The Monetary Board (MB), in its meeting held on 20 January 2012, approved the revised guidelines strengthening BSP’s governance standards for supervised financial institutions as part of its continuing efforts to implement corporate governance reforms in the financial industry. The guidelines are largely patterned after the Basel Committee on Banking Supervision paper “Principles for Enhancing Corporate Governance”, which was issued in light of the lessons learned in the 2007 financial crisis.
The guidelines emphasize the need for the board of directors (BOD) of BSP supervised financial institutions to enhance its ability to exercise objective judgments and to ensure that there is a strong system for checks and balances in the entity. Measures toward this end were introduced covering specific areas such as, board composition, independent director requirements, membership in board committees and specific duties and responsibilities of the BOD.
First, supervised entities are advised to select members of the BOD from a broad pool of candidates and to have sufficient number of non-executive members in the board. Non-executive members, as defined in the guidelines, refer to those who are not part of the executive committee or involved in the day to day management of operations. Moreover, supervised financial institutions are encouraged to appoint a chairperson who is a non-executive, whenever possible.
Second, the guidelines increased the requirement on the minimum number of independent directors from two (2) to having at least 20% but not less than 2. It also adopted the term limits for independent directors prescribed by the Securities and Exchange Commission for public and listed companies. The SEC, in particular, prescribed that an independent director can only be elected as such in only five (5) companies of the conglomerate. Moreover, the SEC is also prescribing a 5-2-5 rule, wherein an independent director can only serve as such in the same company for five (5) consecutive years. The term may be extended for another five (5) consecutive years only after a two-year (2) "cooling off" period. After serving for ten years, the independent director shall be perpetually barred from being elected as such in the same company. Under the approved governance guidelines of the BSP, the foregoing rules shall apply to all types of banks.
Third, the guidelines explicitly prohibit the Chief Executive Officer, Chief Financial Officer and/or Treasurer from being part of the audit committee so as to prevent personnel holding said positions from exercising undue influence on the decision of the said committee. Moreover, the guidelines require at least one (1) independent director to be a member of the risk oversight committee (formerly risk management committee) and that the chairperson of said committee be a non-executive member. The guidelines further provide that the chairperson of the corporate governance committee be an independent director.
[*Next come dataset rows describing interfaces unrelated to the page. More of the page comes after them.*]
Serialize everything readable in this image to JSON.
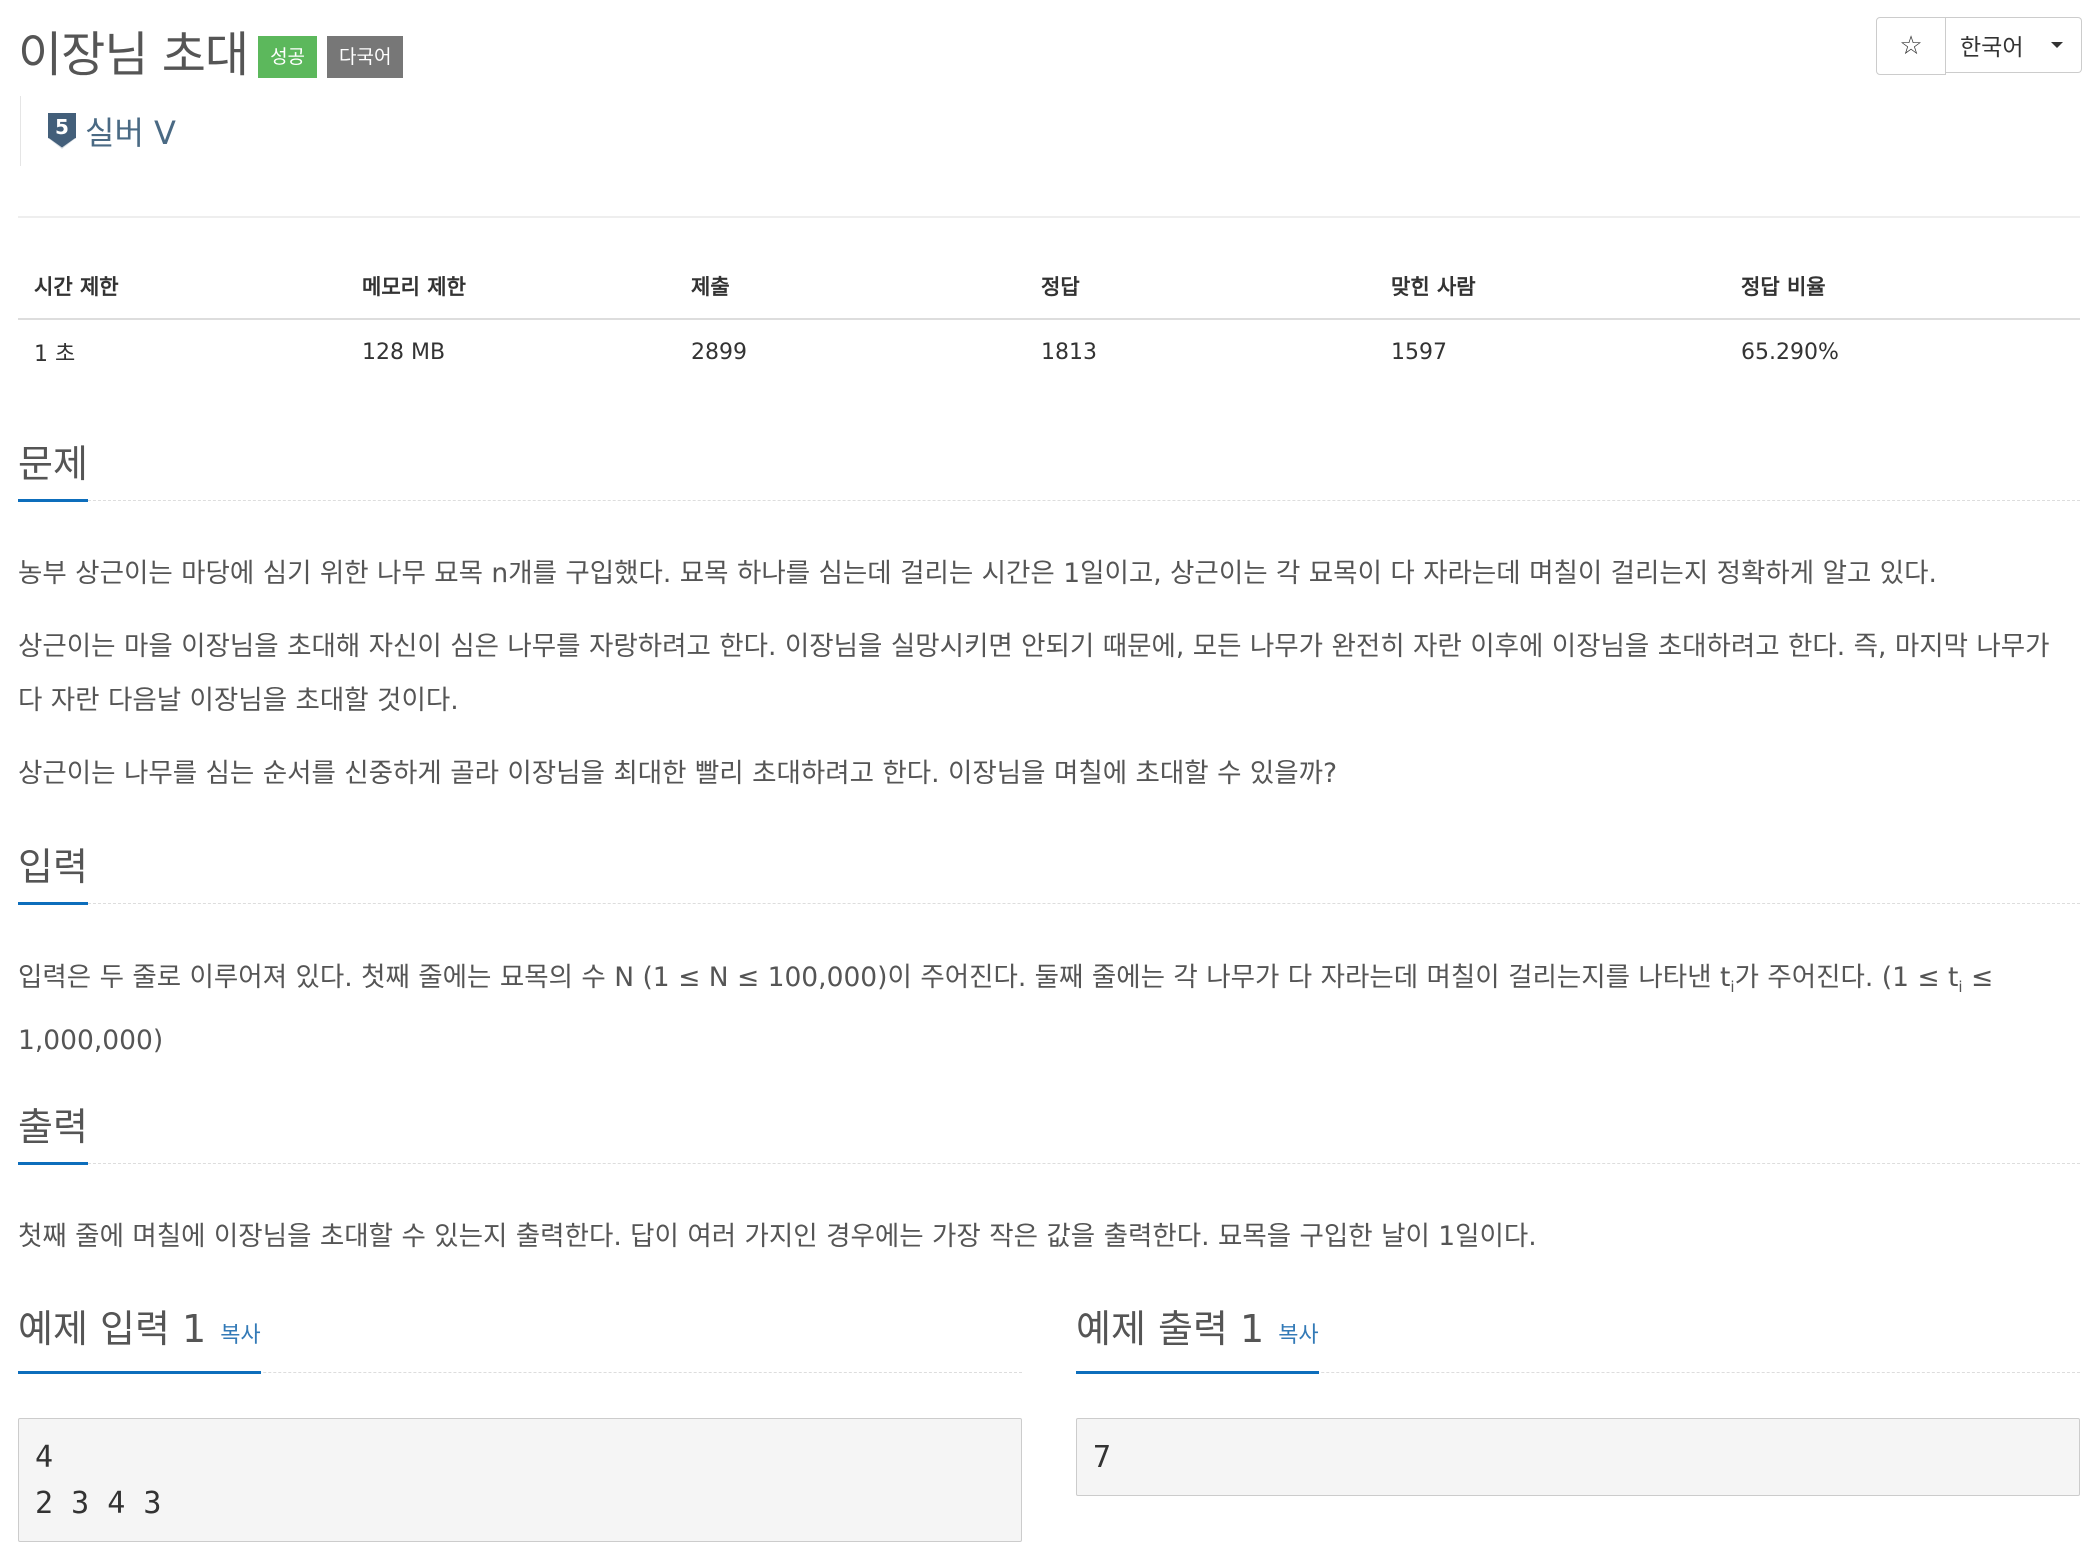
{
  "problem": {
    "title": "이장님 초대",
    "badges": [
      "성공",
      "다국어"
    ],
    "tier": {
      "number": "5",
      "label": "실버 V"
    }
  },
  "toolbar": {
    "star_icon": "☆",
    "language": "한국어"
  },
  "info_table": {
    "headers": [
      "시간 제한",
      "메모리 제한",
      "제출",
      "정답",
      "맞힌 사람",
      "정답 비율"
    ],
    "values": [
      "1 초",
      "128 MB",
      "2899",
      "1813",
      "1597",
      "65.290%"
    ]
  },
  "sections": {
    "problem": {
      "title": "문제",
      "paragraphs": [
        "농부 상근이는 마당에 심기 위한 나무 묘목 n개를 구입했다. 묘목 하나를 심는데 걸리는 시간은 1일이고, 상근이는 각 묘목이 다 자라는데 며칠이 걸리는지 정확하게 알고 있다.",
        "상근이는 마을 이장님을 초대해 자신이 심은 나무를 자랑하려고 한다. 이장님을 실망시키면 안되기 때문에, 모든 나무가 완전히 자란 이후에 이장님을 초대하려고 한다. 즉, 마지막 나무가 다 자란 다음날 이장님을 초대할 것이다.",
        "상근이는 나무를 심는 순서를 신중하게 골라 이장님을 최대한 빨리 초대하려고 한다. 이장님을 며칠에 초대할 수 있을까?"
      ]
    },
    "input": {
      "title": "입력",
      "text_a": "입력은 두 줄로 이루어져 있다. 첫째 줄에는 묘목의 수 N (1 ≤ N ≤ 100,000)이 주어진다. 둘째 줄에는 각 나무가 다 자라는데 며칠이 걸리는지를 나타낸 t",
      "sub_1": "i",
      "text_b": "가 주어진다. (1 ≤ t",
      "sub_2": "i",
      "text_c": " ≤ 1,000,000)"
    },
    "output": {
      "title": "출력",
      "text": "첫째 줄에 며칠에 이장님을 초대할 수 있는지 출력한다. 답이 여러 가지인 경우에는 가장 작은 값을 출력한다. 묘목을 구입한 날이 1일이다."
    }
  },
  "samples": {
    "input": {
      "title": "예제 입력 1",
      "copy_label": "복사",
      "content": "4\n2 3 4 3"
    },
    "output": {
      "title": "예제 출력 1",
      "copy_label": "복사",
      "content": "7"
    }
  },
  "colors": {
    "accent": "#0d6ebc",
    "success_badge": "#5cb85c",
    "multilang_badge": "#777777",
    "link": "#337ab7"
  }
}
In applying the principle of proportionality, on the other hand, the MB relaxed existing regulations for non-complex banks by requiring them to constitute at a minimum, only the audit committee from the existing requirement of constituting at least three (3) committees (i.e., audit, corporate governance and risk oversight). In this regard, all universal and commercial banks shall be considered as complex while thrift, rural and cooperative banks shall be considered as non-complex, unless the BSP declares otherwise.
Finally, to ensure that the systems for checks and balances remain effective, the guidelines require non-executive board members to conduct regular meetings with the external auditor and heads of the internal audit, compliance and risk management functions.
BSP’s expectations relative to noted common governance issues and concerns in its supervised entities were also set-out in the governance guidelines. For instance, BSP expectations and requirements concerning supervised entities belonging in conglomerate structures either as parent company or a subsidiary/affiliate of a non-regulated parent company were provided. In particular, in the case of a parent company bank, the basic principle that applies is that its board of directors shall have the overall responsibility for ensuring consistent adoption of corporate governance policies and systems across the entire group. In cases where the bank is a subsidiary/affiliate of a non-BSP regulated parent company, on the other hand, its board of directors should ensure that it complies with the governance policies, practices and systems of the parent company as well as meets the standards and requirements set forth under existing laws, rules and regulations. Under both cases, supervised entities are required to disclose to the BSP all entities in the group as well as all significant transactions between entities in the group involving any BSP-regulated institution. These requirements are intended to provide the BSP a better appreciation of the interaction and dependencies of entities, including a supervised financial institution, belonging to the same conglomerate.
Also, the guidelines required universal/commercial banks to appoint a Chief Risk Officer (CRO) and clarified the reporting line for said position. Specifically, CROs may report to the President or Senior Management but shall have direct access to the board and the risk oversight committee without any impediment. In order to ensure the independence of said position, the guidelines provide that the performance ratings of the CRO should be confirmed by the BOD and that the replacement of the person holding this position should be reported to the BSP.
The approved guidelines are the first of a three-part issuance on corporate governance, which will be followed by issuances governing internal controls and risk management, respectively. The three-part governance package is expected to be completed this year.